April 14, 2005
By Maj. Cotton Puryear
CAMP SPEICHER, IRAQ -- A chaplain from the Virginia National Guard underwent a baptism of fire while serving in Iraq in his first assignment out of the Chaplain Officer Basic. Chaplain Gary Malone completed the course at Fort Jackson and requested to be sent to Iraq as soon as possible, and he ended up deploying to Iraq with a unit from the New York National Guard with several other chaplains from the Virginia Guard. Malone and his assistant, Spec. John Rossi of the New York Guard, were traveling in a convoy that came in contact with enemy forces after they delivered an Easter Service to troops in the field.
“During the past several months, Rossi and I have desperately wanted to visit soldiers in our unit that run supply convoys,” Malone explained. “They have had numerous contacts with enemy forces and have proven themselves to be well trained and capable. Rossi came into my room and indicated he had arranged us to travel to another forward operating base (FOB) and spend Easter weekend with these soldiers. We call them the ‘Outcast Express’, and Easter weekend provided us with the opportunity to go and minister to the them.”

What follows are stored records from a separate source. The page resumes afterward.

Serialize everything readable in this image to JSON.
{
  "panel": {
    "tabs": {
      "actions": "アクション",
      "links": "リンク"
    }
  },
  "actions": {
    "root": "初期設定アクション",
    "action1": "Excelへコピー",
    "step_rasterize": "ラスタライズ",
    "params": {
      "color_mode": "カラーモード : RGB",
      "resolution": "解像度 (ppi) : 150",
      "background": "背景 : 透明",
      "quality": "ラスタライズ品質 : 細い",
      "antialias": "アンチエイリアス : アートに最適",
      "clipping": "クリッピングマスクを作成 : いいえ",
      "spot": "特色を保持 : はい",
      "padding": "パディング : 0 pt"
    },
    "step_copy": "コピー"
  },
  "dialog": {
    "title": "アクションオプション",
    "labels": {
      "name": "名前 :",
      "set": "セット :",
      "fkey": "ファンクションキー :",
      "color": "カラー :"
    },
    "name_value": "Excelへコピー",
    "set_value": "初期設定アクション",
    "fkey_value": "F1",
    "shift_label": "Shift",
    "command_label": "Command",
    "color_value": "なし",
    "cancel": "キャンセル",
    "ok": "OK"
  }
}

Malone and Rossi provided an Easter service that included communion on the hood of their HMMWV. After the service, they loaded up and began to convoy to a more isolated FOB to deliver supplies to soldiers there.

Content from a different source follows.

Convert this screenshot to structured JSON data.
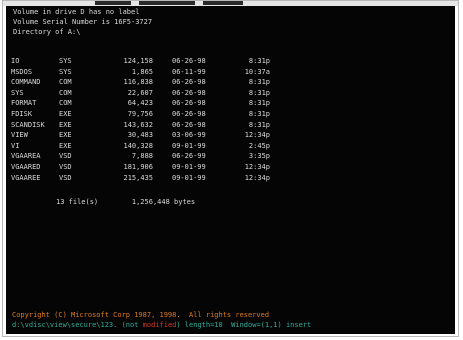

“We arrived there and spent the day enjoying the company of these great soldiers that serve their country,” Malone said. “We loaded up in the late afternoon and headed back. There is a little town that had strong ties to Saddam Hussein along the route. Just as we came out of the town, an escort helicopter spotted a vehicle drop an artillery shell in the middle of the road. That allowed us to stop short of where the enemy wanted us to stop. We went into a formation that allows us to maximize our ability to fight from our vehicles. The front gunner reported several IEDs daisy chained in front of his position and they had detonated.”
Malone said that Rossi was sitting to his right and was getting ready to get out of vehicle and heard a little voice that said, "Wait." Small arms came from the right and his vehicle took a direct hit from what they later discovered to be a mine. “It appeared to be a bouncing land mine because the shrapnel hit the vehicle in straight lines at shoulder level and below,” Malone explained. “The concussion dazed me and I don't remember blacking out, but can't remember the moments right after the detonation. My head was turned and the back of my helmet hit the door and my right ear felt like I was under water.”

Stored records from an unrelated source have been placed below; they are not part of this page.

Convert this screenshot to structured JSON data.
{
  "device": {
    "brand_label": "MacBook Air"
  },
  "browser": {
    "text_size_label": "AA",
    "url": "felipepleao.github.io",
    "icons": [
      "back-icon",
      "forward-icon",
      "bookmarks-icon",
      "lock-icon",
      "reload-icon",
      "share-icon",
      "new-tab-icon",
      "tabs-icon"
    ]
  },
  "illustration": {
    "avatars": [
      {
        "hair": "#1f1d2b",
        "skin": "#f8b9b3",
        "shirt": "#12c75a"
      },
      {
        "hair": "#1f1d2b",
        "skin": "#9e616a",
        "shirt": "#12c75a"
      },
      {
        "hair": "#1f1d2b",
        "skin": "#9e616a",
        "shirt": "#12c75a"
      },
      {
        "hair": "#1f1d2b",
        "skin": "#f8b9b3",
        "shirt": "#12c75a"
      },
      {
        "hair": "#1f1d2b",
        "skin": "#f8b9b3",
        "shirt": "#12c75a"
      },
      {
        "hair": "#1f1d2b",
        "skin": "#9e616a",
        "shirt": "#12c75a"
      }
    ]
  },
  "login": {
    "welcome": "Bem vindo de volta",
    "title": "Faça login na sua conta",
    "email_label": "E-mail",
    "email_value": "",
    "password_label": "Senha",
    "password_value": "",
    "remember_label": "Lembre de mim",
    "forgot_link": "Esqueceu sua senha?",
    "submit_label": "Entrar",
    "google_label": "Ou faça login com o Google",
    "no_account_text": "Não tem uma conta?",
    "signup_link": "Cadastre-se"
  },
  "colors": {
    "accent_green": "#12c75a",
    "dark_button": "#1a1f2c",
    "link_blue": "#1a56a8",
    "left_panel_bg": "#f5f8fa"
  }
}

The unit began to take small arms fire from the right and left simultaneously. “I remember thinking are they ever going to get off of us,” Malone said. “The front gunner reported additional IEDs going off adjacent to his position. The choppers were all over us providing good information and fire support in the fight. I now tell pilots how much my mom truly loves them.”
An artillery fire mission was called in, as well as additional choppers and F-15s came in to give the unit in contact more fire support. “The fast movers just wanted to turn everything into a parking lot,” Malone said. “The firefight lasted for 20 minutes, and it took almost an hour for us to get out of the kill zone.”
Malone said that there were moments that the sign posted back at base came to mind. “The sign reads, "Is today the day?" We had several vehicles disabled by enemy fire. I was waiting to hear "Man Down!" but that never came over the radio.
Several soldiers were injured with ear injuries, burned feet from spilled fuel, and a lower back injury caused when a soldier was taken off his feet from an IED detonation.
“My prayer that morning was that God would wrap his arms around each and every soldier and keep them safe,” Malone said. “The prayer included a passage from King David. ‘May those who choose to stand up and call themselves our enemy, may they humbly fall at our feet.’”
Malone said the soldiers shared stories of shrapnel going past their ear, in front of their legs and around the inside of their vehicles. “How often do you lose vehicles and not people?” Malone said. “It happens because God listens to our prayers and he answers them. That is what the soldiers told me.”
Malone is scheduled to return as the chaplain of 2nd Battalion, 111th Field Artillery upon his return from Iraq.